• **Your instructions**
Set down every line of the data exactly, skipping the pictures.

• **Recorded data**
/---

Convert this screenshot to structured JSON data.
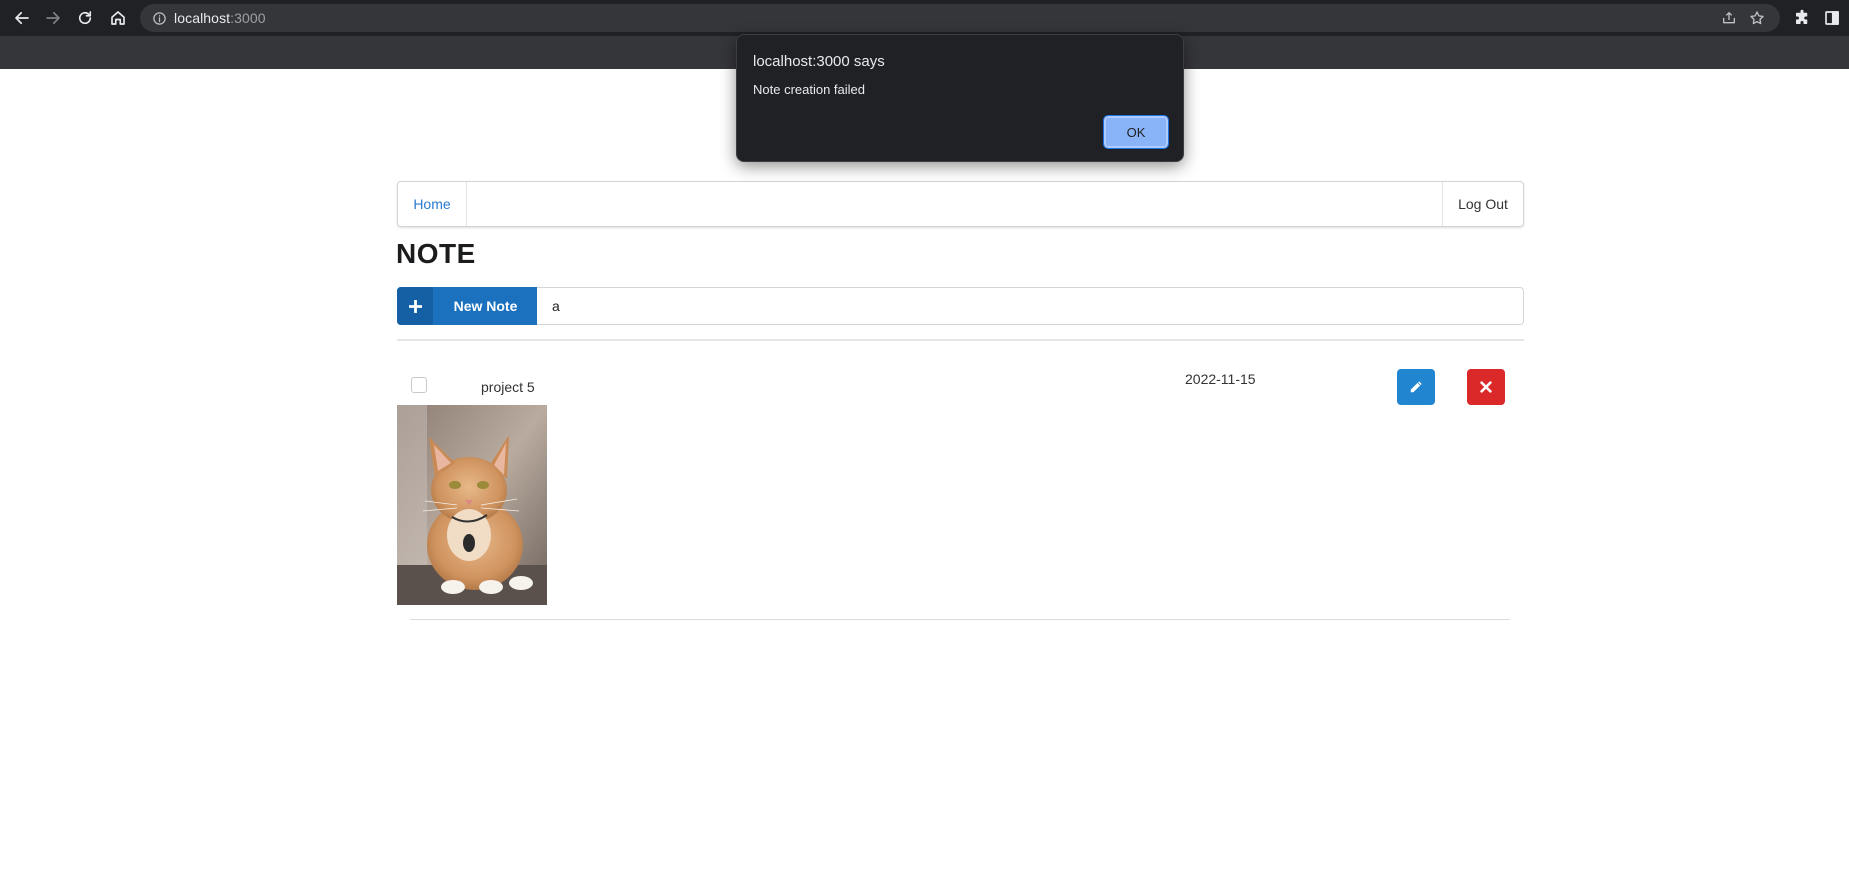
{
  "browser": {
    "url_host": "localhost",
    "url_port": ":3000",
    "icons": [
      "back-arrow-icon",
      "forward-arrow-icon",
      "reload-icon",
      "home-icon",
      "info-icon",
      "share-icon",
      "star-icon",
      "extensions-icon",
      "sidepanel-icon"
    ]
  },
  "navbar": {
    "home_label": "Home",
    "logout_label": "Log Out"
  },
  "page": {
    "title": "NOTE"
  },
  "new_note": {
    "button_label": "New Note",
    "input_value": "a"
  },
  "notes": [
    {
      "title": "project 5",
      "date": "2022-11-15",
      "checked": false
    }
  ],
  "dialog": {
    "title": "localhost:3000 says",
    "message": "Note creation failed",
    "ok_label": "OK"
  },
  "colors": {
    "primary": "#2185d0",
    "new_note": "#1c71bf",
    "danger": "#db2828",
    "link": "#2a7bd1"
  }
}
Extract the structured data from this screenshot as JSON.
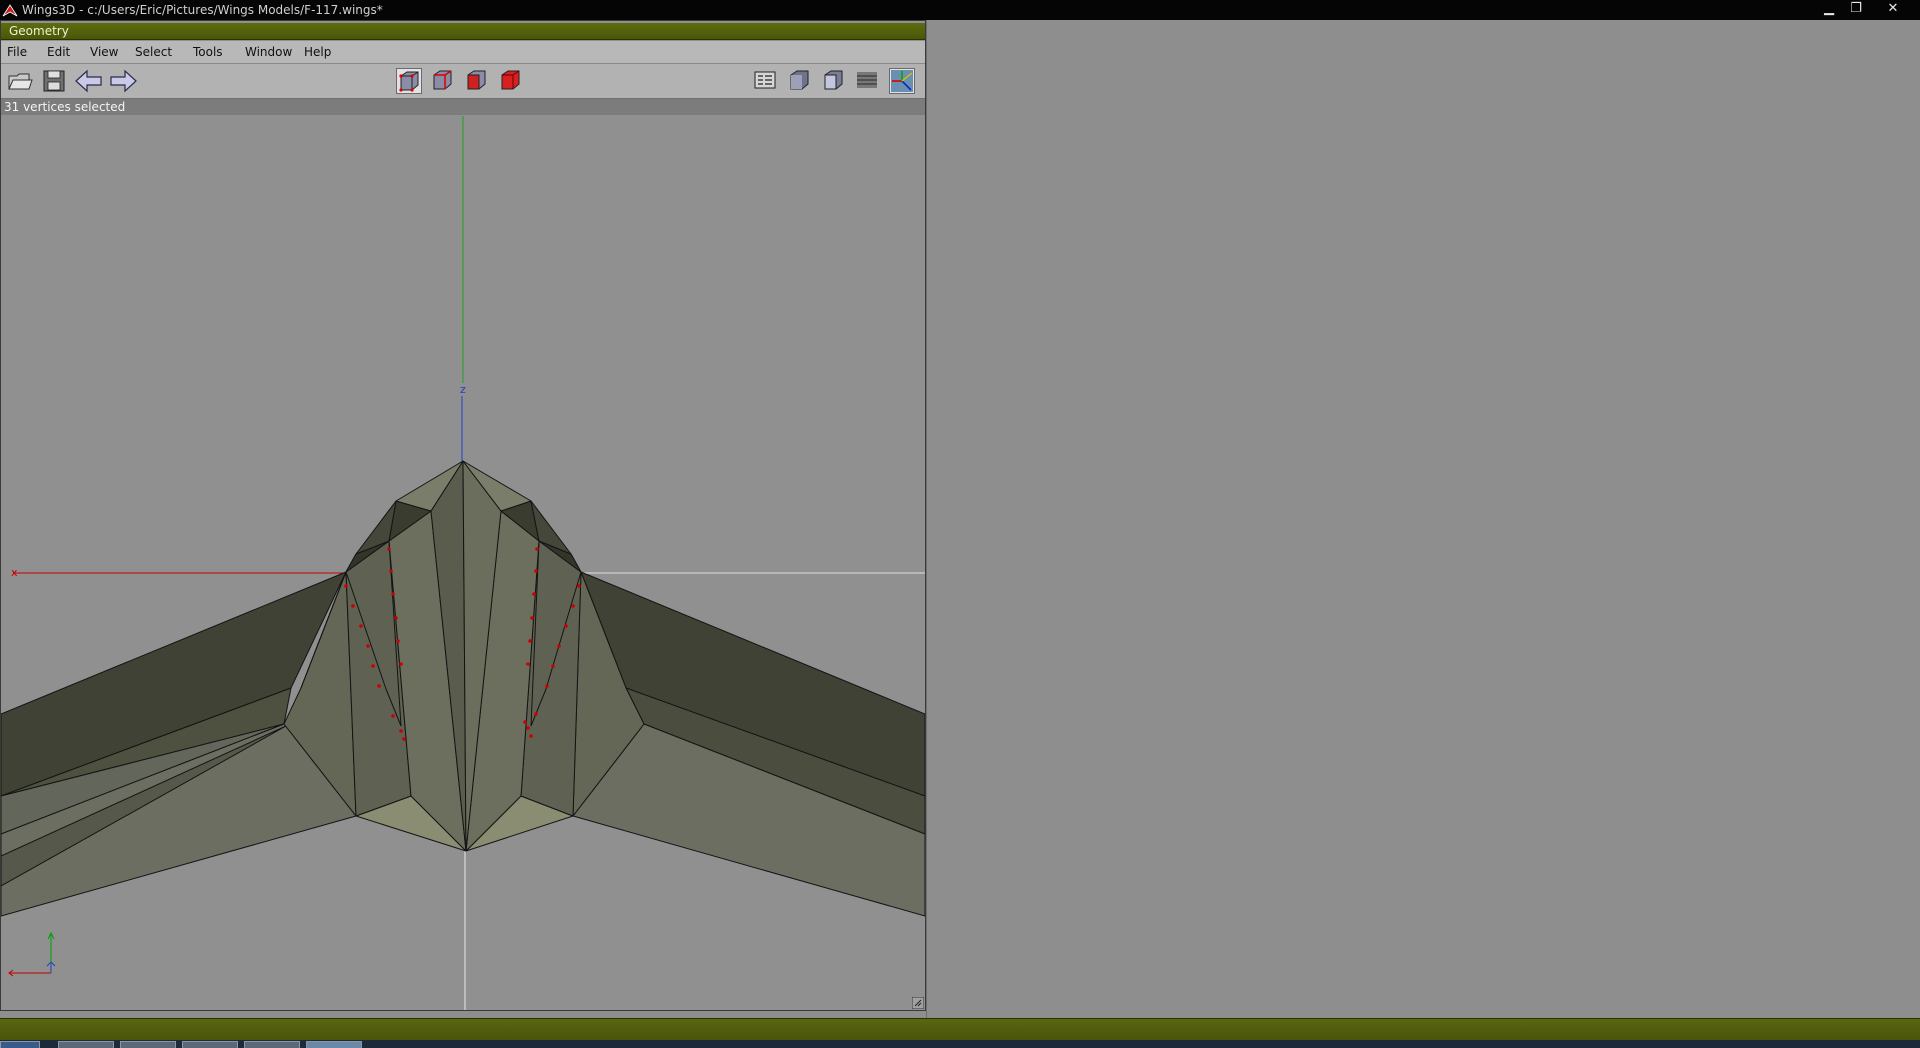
{
  "window": {
    "title": "Wings3D - c:/Users/Eric/Pictures/Wings Models/F-117.wings*",
    "minimize_glyph": "▁",
    "restore_glyph": "❐",
    "close_glyph": "✕"
  },
  "geometry": {
    "title": "Geometry",
    "menus": [
      "File",
      "Edit",
      "View",
      "Select",
      "Tools",
      "Window",
      "Help"
    ],
    "status": "31 vertices selected",
    "axis_labels": {
      "x": "x",
      "z": "z"
    }
  },
  "toolbar": {
    "icons": [
      "open-icon",
      "save-icon",
      "undo-icon",
      "redo-icon",
      "vertex-mode-icon",
      "edge-mode-icon",
      "face-mode-icon",
      "body-mode-icon",
      "groundplane-icon",
      "smooth-shade-icon",
      "flat-shade-icon",
      "wireframe-icon",
      "axes-icon"
    ]
  },
  "colors": {
    "title_green": "#5e6c10",
    "x_axis": "#cc0000",
    "y_axis": "#00aa00",
    "z_axis": "#0033cc",
    "selected_vertex": "#cc0000",
    "mesh_face": "#5f6253"
  }
}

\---

• **Result below**
Convert this screenshot to structured JSON data.
{
  "browser": {
    "url_host": "localhost",
    "url_port": ":3000",
    "icons": [
      "back-arrow-icon",
      "forward-arrow-icon",
      "reload-icon",
      "home-icon",
      "info-icon",
      "share-icon",
      "star-icon",
      "extensions-icon",
      "sidepanel-icon"
    ]
  },
  "navbar": {
    "home_label": "Home",
    "logout_label": "Log Out"
  },
  "page": {
    "title": "NOTE"
  },
  "new_note": {
    "button_label": "New Note",
    "input_value": "a"
  },
  "notes": [
    {
      "title": "project 5",
      "date": "2022-11-15",
      "checked": false
    }
  ],
  "dialog": {
    "title": "localhost:3000 says",
    "message": "Note creation failed",
    "ok_label": "OK"
  },
  "colors": {
    "primary": "#2185d0",
    "new_note": "#1c71bf",
    "danger": "#db2828",
    "link": "#2a7bd1"
  }
}
Extract the structured data from this screenshot as JSON.
{
  "window": {
    "title": "Wings3D - c:/Users/Eric/Pictures/Wings Models/F-117.wings*",
    "minimize_glyph": "▁",
    "restore_glyph": "❐",
    "close_glyph": "✕"
  },
  "geometry": {
    "title": "Geometry",
    "menus": [
      "File",
      "Edit",
      "View",
      "Select",
      "Tools",
      "Window",
      "Help"
    ],
    "status": "31 vertices selected",
    "axis_labels": {
      "x": "x",
      "z": "z"
    }
  },
  "toolbar": {
    "icons": [
      "open-icon",
      "save-icon",
      "undo-icon",
      "redo-icon",
      "vertex-mode-icon",
      "edge-mode-icon",
      "face-mode-icon",
      "body-mode-icon",
      "groundplane-icon",
      "smooth-shade-icon",
      "flat-shade-icon",
      "wireframe-icon",
      "axes-icon"
    ]
  },
  "colors": {
    "title_green": "#5e6c10",
    "x_axis": "#cc0000",
    "y_axis": "#00aa00",
    "z_axis": "#0033cc",
    "selected_vertex": "#cc0000",
    "mesh_face": "#5f6253"
  }
}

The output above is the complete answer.